## [Exercise description]
Gather all lines in the records below that include the word "JSON".

## [Records supplied]
※
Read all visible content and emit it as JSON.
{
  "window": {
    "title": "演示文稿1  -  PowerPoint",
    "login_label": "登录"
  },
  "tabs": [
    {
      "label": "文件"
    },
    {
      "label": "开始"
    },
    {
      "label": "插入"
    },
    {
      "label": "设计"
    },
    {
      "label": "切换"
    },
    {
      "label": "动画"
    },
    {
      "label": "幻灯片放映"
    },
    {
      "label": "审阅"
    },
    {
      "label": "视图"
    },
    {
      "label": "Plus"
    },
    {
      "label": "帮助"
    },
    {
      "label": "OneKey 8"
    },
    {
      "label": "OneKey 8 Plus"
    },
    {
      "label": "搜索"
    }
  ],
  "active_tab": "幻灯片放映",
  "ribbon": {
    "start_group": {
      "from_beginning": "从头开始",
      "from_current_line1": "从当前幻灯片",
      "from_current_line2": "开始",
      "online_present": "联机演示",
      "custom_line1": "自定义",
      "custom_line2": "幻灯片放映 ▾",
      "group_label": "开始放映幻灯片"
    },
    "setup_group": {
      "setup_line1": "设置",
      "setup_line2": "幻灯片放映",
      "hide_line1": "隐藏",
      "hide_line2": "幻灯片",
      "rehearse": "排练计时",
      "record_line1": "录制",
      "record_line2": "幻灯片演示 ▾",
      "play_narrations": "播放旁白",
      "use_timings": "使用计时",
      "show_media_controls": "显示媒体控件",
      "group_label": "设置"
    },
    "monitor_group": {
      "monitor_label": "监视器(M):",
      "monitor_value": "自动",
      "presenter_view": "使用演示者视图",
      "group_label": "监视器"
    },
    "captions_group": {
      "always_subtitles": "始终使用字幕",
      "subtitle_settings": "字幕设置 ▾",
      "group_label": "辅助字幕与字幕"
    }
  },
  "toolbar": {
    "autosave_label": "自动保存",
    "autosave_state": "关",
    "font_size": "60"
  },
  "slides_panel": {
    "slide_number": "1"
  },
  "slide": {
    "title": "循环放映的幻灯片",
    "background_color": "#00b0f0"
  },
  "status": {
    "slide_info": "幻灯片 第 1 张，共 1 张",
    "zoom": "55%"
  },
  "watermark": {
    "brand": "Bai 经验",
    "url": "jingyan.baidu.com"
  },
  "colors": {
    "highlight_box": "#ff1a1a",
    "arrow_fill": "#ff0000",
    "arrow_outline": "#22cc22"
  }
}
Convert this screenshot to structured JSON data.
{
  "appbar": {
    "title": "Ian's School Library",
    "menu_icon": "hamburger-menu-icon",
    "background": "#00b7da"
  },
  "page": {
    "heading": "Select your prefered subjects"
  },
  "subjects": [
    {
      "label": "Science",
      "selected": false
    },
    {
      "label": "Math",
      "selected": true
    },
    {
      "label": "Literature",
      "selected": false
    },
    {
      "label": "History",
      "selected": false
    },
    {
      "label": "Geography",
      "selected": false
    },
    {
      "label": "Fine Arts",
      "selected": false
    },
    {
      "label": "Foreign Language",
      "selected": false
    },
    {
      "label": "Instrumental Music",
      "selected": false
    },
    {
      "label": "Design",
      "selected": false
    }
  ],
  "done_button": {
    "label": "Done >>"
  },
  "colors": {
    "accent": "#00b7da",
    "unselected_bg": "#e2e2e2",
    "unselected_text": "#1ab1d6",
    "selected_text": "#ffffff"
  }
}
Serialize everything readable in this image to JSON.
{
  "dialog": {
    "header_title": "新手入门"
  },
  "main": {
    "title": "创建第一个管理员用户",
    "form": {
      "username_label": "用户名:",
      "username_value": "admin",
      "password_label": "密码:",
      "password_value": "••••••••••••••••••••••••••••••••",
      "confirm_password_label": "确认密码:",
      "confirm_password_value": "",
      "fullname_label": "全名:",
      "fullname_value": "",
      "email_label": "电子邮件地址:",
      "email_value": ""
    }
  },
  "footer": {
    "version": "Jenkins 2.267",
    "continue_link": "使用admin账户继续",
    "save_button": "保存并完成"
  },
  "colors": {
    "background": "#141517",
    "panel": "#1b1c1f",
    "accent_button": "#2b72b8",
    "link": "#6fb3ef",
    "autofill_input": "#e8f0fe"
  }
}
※
## [Your response]
Read all visible content and emit it as JSON.
Convert this screenshot to structured JSON data.
Serialize everything readable in this image to JSON.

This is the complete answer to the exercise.